My sons' open houses were last night.
As it is inevitable that someone there, usually their teachers, will ask, "What do you do?" I inquired of my son on the way, "So when people ask, do I tell them I'm a novelist? Or do I have to stick with the usual, `I'm finishing up my degree?'"
My nine year-old paused to puzzle over this.
After all I haven't even made twenty bucks selling novels.
Even though in the 12 days that it's been up 187 people have downloaded the book that took me four months to write. Only three have been willing to pay $2.99 for it at amazon. I bumped the price up to .99 at Smashwords and no one wanted to pay for it despite two very good reviews. I'm beginning to get this feeling that unless you've been blessed enough to rise about the slush pile people don't consider your work worth their money.
That hardly seems fair. I've only sent my book to one agency. And they get thousands of submissions a month and I'm also relying on my marketing skills to pitch my book. I am not a pitchman. I'm also holding out. There's an agency I REALLY want to represent me so I'm willing to take my time. MEANWHILE, I need to make money. I would love to offer it free forever ( it is free here http://www.smashwords.com/books/view/20957 )to teens but there is a practical side to this. And it's a struggle for me. I long for the day when YA girls are reading my stories and falling in love with William and Viktor and are just excited about talking about them as I am. That's my main motivation. But I also long for the days of having my own home (we live with my parents) and being able to fix my stupid broken tooth that hurts so much.
I've worked harder at being a writer than I have ever worked at anything (well, besides being a wife and mom....and I've worked pretty hard and filming and editing.) Sometimes (when the boys and the man are gone) I'll work from 7 a.m. to 11 p.m. And my poor body is not any better for it. But this is what I love so it's okay. Just because I don't have an agent and I don't have a big publishing house behind me doesn't mean I'm not a real writer. It doesn't mean that I don't have mad storytelling skillz. It just means that the one literary agency I took a chance on hasn't called back yet, maybe my pitch wasn't good enough. Isn't that ridiculous? To base my storytelling skillz on whether or not some overworked literary agent could assess my overall work through a one page letter?
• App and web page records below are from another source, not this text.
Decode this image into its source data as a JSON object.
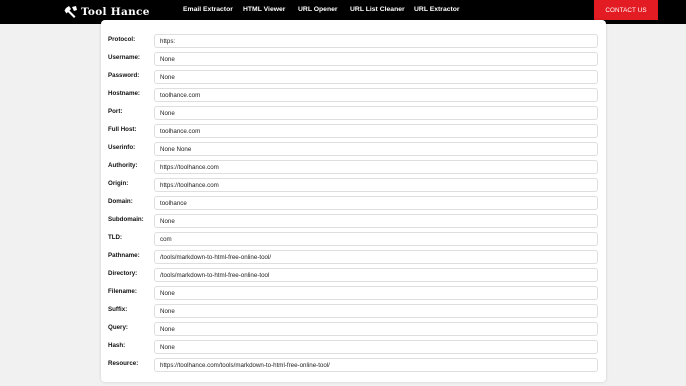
{
  "header": {
    "logo_text": "Tool Hance",
    "nav": [
      "Email Extractor",
      "HTML Viewer",
      "URL Opener",
      "URL List Cleaner",
      "URL Extractor"
    ],
    "contact_label": "CONTACT US"
  },
  "rows": [
    {
      "label": "Protocol:",
      "value": "https:"
    },
    {
      "label": "Username:",
      "value": "None"
    },
    {
      "label": "Password:",
      "value": "None"
    },
    {
      "label": "Hostname:",
      "value": "toolhance.com"
    },
    {
      "label": "Port:",
      "value": "None"
    },
    {
      "label": "Full Host:",
      "value": "toolhance.com"
    },
    {
      "label": "Userinfo:",
      "value": "None None"
    },
    {
      "label": "Authority:",
      "value": "https://toolhance.com"
    },
    {
      "label": "Origin:",
      "value": "https://toolhance.com"
    },
    {
      "label": "Domain:",
      "value": "toolhance"
    },
    {
      "label": "Subdomain:",
      "value": "None"
    },
    {
      "label": "TLD:",
      "value": "com"
    },
    {
      "label": "Pathname:",
      "value": "/tools/markdown-to-html-free-online-tool/"
    },
    {
      "label": "Directory:",
      "value": "/tools/markdown-to-html-free-online-tool"
    },
    {
      "label": "Filename:",
      "value": "None"
    },
    {
      "label": "Suffix:",
      "value": "None"
    },
    {
      "label": "Query:",
      "value": "None"
    },
    {
      "label": "Hash:",
      "value": "None"
    },
    {
      "label": "Resource:",
      "value": "https://toolhance.com/tools/markdown-to-html-free-online-tool/"
    }
  ]
}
One letter among hundreds and thousands? I'm not good at concise self-promotions. I'm a long-winded kind of gal. Just do me a favor, give the indie writers a chance. We're real writers too.